▶ **WORK INSTRUCTION**
The records should be written out in full, with nothing altered.

▶ **SOURCE MATERIAL**
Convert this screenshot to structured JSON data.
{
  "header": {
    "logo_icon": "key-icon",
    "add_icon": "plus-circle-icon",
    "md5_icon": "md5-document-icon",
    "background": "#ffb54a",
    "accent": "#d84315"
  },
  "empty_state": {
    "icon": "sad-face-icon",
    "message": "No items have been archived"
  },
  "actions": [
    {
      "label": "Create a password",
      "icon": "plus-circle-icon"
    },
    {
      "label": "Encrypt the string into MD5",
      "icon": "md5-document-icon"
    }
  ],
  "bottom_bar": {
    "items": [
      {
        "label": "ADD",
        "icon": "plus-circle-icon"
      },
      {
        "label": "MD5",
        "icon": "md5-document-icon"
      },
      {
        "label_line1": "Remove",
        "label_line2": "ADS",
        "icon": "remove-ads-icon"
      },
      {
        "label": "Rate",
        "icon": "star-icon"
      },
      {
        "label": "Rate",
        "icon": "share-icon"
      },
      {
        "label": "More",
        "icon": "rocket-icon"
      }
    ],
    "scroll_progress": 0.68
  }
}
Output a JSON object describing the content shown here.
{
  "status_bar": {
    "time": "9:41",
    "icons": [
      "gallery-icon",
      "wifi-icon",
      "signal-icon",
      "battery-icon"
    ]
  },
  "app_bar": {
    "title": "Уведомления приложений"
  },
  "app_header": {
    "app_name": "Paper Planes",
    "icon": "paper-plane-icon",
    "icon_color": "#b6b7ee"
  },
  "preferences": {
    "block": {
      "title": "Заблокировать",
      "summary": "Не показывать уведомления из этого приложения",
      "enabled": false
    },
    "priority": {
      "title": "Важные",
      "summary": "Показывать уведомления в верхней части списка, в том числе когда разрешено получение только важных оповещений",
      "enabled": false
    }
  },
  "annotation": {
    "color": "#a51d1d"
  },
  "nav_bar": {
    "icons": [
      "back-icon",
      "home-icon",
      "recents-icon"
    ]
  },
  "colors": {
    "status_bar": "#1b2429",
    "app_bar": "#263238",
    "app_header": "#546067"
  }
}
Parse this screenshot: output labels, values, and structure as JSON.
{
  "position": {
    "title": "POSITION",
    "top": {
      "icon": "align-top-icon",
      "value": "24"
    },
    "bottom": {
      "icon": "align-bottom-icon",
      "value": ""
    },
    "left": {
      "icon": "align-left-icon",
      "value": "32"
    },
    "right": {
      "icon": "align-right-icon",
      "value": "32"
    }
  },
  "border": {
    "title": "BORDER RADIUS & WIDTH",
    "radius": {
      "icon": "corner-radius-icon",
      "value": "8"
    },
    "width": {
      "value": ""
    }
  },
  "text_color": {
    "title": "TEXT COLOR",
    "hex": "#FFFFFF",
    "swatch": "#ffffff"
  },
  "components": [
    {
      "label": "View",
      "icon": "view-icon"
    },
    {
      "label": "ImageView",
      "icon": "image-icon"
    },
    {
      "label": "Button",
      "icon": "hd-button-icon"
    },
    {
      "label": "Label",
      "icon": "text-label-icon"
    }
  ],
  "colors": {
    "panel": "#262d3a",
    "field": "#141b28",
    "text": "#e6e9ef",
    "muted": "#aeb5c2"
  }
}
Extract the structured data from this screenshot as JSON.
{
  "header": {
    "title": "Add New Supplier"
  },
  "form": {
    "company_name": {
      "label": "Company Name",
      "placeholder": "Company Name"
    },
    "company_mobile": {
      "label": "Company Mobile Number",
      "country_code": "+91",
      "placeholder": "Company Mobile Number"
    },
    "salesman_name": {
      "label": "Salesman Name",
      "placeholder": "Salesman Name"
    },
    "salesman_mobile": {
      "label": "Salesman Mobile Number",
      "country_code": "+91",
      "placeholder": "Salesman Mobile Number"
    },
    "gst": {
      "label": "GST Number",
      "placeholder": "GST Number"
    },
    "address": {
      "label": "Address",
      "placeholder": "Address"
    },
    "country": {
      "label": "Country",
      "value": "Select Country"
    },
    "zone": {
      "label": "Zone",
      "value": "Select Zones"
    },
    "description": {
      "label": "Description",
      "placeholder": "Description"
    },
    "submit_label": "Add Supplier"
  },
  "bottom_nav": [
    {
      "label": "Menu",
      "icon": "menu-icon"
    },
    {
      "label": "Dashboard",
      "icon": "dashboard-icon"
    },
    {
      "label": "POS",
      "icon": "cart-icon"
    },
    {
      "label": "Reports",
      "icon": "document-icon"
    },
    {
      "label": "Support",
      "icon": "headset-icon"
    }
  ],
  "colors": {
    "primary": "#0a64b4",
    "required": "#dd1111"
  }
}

▶ **RESULT OF THE TASK**
Convert this screenshot to structured JSON data.
{
  "header": {
    "logo_icon": "key-icon",
    "add_icon": "plus-circle-icon",
    "md5_icon": "md5-document-icon",
    "background": "#ffb54a",
    "accent": "#d84315"
  },
  "empty_state": {
    "icon": "sad-face-icon",
    "message": "No items have been archived"
  },
  "actions": [
    {
      "label": "Create a password",
      "icon": "plus-circle-icon"
    },
    {
      "label": "Encrypt the string into MD5",
      "icon": "md5-document-icon"
    }
  ],
  "bottom_bar": {
    "items": [
      {
        "label": "ADD",
        "icon": "plus-circle-icon"
      },
      {
        "label": "MD5",
        "icon": "md5-document-icon"
      },
      {
        "label_line1": "Remove",
        "label_line2": "ADS",
        "icon": "remove-ads-icon"
      },
      {
        "label": "Rate",
        "icon": "star-icon"
      },
      {
        "label": "Rate",
        "icon": "share-icon"
      },
      {
        "label": "More",
        "icon": "rocket-icon"
      }
    ],
    "scroll_progress": 0.68
  }
}
Output a JSON object describing the content shown here.
{
  "status_bar": {
    "time": "9:41",
    "icons": [
      "gallery-icon",
      "wifi-icon",
      "signal-icon",
      "battery-icon"
    ]
  },
  "app_bar": {
    "title": "Уведомления приложений"
  },
  "app_header": {
    "app_name": "Paper Planes",
    "icon": "paper-plane-icon",
    "icon_color": "#b6b7ee"
  },
  "preferences": {
    "block": {
      "title": "Заблокировать",
      "summary": "Не показывать уведомления из этого приложения",
      "enabled": false
    },
    "priority": {
      "title": "Важные",
      "summary": "Показывать уведомления в верхней части списка, в том числе когда разрешено получение только важных оповещений",
      "enabled": false
    }
  },
  "annotation": {
    "color": "#a51d1d"
  },
  "nav_bar": {
    "icons": [
      "back-icon",
      "home-icon",
      "recents-icon"
    ]
  },
  "colors": {
    "status_bar": "#1b2429",
    "app_bar": "#263238",
    "app_header": "#546067"
  }
}
Parse this screenshot: output labels, values, and structure as JSON.
{
  "position": {
    "title": "POSITION",
    "top": {
      "icon": "align-top-icon",
      "value": "24"
    },
    "bottom": {
      "icon": "align-bottom-icon",
      "value": ""
    },
    "left": {
      "icon": "align-left-icon",
      "value": "32"
    },
    "right": {
      "icon": "align-right-icon",
      "value": "32"
    }
  },
  "border": {
    "title": "BORDER RADIUS & WIDTH",
    "radius": {
      "icon": "corner-radius-icon",
      "value": "8"
    },
    "width": {
      "value": ""
    }
  },
  "text_color": {
    "title": "TEXT COLOR",
    "hex": "#FFFFFF",
    "swatch": "#ffffff"
  },
  "components": [
    {
      "label": "View",
      "icon": "view-icon"
    },
    {
      "label": "ImageView",
      "icon": "image-icon"
    },
    {
      "label": "Button",
      "icon": "hd-button-icon"
    },
    {
      "label": "Label",
      "icon": "text-label-icon"
    }
  ],
  "colors": {
    "panel": "#262d3a",
    "field": "#141b28",
    "text": "#e6e9ef",
    "muted": "#aeb5c2"
  }
}
Extract the structured data from this screenshot as JSON.
{
  "header": {
    "title": "Add New Supplier"
  },
  "form": {
    "company_name": {
      "label": "Company Name",
      "placeholder": "Company Name"
    },
    "company_mobile": {
      "label": "Company Mobile Number",
      "country_code": "+91",
      "placeholder": "Company Mobile Number"
    },
    "salesman_name": {
      "label": "Salesman Name",
      "placeholder": "Salesman Name"
    },
    "salesman_mobile": {
      "label": "Salesman Mobile Number",
      "country_code": "+91",
      "placeholder": "Salesman Mobile Number"
    },
    "gst": {
      "label": "GST Number",
      "placeholder": "GST Number"
    },
    "address": {
      "label": "Address",
      "placeholder": "Address"
    },
    "country": {
      "label": "Country",
      "value": "Select Country"
    },
    "zone": {
      "label": "Zone",
      "value": "Select Zones"
    },
    "description": {
      "label": "Description",
      "placeholder": "Description"
    },
    "submit_label": "Add Supplier"
  },
  "bottom_nav": [
    {
      "label": "Menu",
      "icon": "menu-icon"
    },
    {
      "label": "Dashboard",
      "icon": "dashboard-icon"
    },
    {
      "label": "POS",
      "icon": "cart-icon"
    },
    {
      "label": "Reports",
      "icon": "document-icon"
    },
    {
      "label": "Support",
      "icon": "headset-icon"
    }
  ],
  "colors": {
    "primary": "#0a64b4",
    "required": "#dd1111"
  }
}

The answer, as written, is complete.